This problem is most often seen during an apt-get update or similar.
Mostly this is caused by some issues when running in a chroot. Before switching to the chroot, it's necessary to mount at least the /dev and /proc directories.

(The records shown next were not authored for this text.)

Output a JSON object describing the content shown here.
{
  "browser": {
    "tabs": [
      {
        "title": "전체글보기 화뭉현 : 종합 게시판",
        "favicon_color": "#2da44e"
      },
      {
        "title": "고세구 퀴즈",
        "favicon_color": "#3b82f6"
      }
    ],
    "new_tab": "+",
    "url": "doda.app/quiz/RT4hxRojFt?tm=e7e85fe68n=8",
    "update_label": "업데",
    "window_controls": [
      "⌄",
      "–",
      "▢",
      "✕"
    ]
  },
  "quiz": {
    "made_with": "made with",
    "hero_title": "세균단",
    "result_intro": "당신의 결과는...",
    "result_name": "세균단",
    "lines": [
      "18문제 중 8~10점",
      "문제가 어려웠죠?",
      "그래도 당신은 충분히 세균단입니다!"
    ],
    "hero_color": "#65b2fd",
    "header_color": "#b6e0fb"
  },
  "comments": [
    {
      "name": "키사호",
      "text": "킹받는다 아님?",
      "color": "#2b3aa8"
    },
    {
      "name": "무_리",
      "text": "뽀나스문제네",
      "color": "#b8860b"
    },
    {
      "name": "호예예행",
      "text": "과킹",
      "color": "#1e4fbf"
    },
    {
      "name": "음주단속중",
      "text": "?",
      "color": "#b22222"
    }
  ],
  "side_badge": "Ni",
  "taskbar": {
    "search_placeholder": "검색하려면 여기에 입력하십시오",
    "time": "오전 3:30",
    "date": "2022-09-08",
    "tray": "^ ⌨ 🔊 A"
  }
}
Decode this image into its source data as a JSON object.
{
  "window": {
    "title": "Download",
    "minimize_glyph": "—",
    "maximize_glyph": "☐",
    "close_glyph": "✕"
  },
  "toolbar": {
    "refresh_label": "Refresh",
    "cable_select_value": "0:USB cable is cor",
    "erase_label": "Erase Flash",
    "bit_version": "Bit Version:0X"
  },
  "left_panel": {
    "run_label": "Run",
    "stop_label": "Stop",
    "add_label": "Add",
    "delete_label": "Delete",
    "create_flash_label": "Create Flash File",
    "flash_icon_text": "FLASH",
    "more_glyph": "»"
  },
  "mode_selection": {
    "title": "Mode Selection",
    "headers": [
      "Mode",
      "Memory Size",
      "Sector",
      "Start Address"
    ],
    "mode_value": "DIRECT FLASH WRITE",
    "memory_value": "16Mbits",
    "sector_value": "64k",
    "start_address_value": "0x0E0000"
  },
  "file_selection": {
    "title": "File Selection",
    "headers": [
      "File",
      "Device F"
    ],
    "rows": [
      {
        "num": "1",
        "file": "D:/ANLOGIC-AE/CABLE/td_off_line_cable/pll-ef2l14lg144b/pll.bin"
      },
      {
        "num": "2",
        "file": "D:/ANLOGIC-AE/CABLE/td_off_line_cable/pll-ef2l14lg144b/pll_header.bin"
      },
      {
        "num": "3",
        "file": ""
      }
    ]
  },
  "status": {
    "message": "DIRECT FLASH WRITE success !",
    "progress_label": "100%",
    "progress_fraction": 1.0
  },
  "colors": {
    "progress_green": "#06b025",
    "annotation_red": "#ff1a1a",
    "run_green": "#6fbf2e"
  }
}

However sometimes we've seen this issue even with these mounts properly configured.
In this example vm1 represens the device our system is running on; it could as easily have been /dev/sda1 or /dev/sdx4.
~ # mount /dev/vg0/vm1 /mnt/vm1 ~ # mount -o bind /dev /mnt/vm1/dev ~ # mount -o bind /dev/pts /mnt/vm1/dev/pts ~ # mount -o bind /proc /mnt/vm1/proc ~ # mount -o bind /run /mnt/vm1/run ~ # mount -o bind /sys /mnt/vm1/sys ~ # chroot /mnt/vm1 /bin/bash
Run grub-mkconfig with debug spew to see details.
~ # sh -x /usr/sbin/grub-mkconfig -o /boot/grub/grub.cfg
If grub-probe still fails for you, even if properly entering chroot there is one last-ditch work-around.
The purpose of grub-probe is to simply output the file-system type for
So, in the worst case you can do this.
~ # mv /usr/sbin/grub-probe /usr/sbin/grub-probe.orig ~ # curl edoceo.com/pub/grub-probe.sh > /usr/sbin/grub-probe ~ # chmod 0755 /usr/sbin/grub-probe
Here we effectively replace the binary grub-probe with a shell script that simply echos a known good value.
The grub-probe utility is a binary that does something like this.
From that information it will output the file-system type, device, file-system UUID which are fed to the grub-mkconfig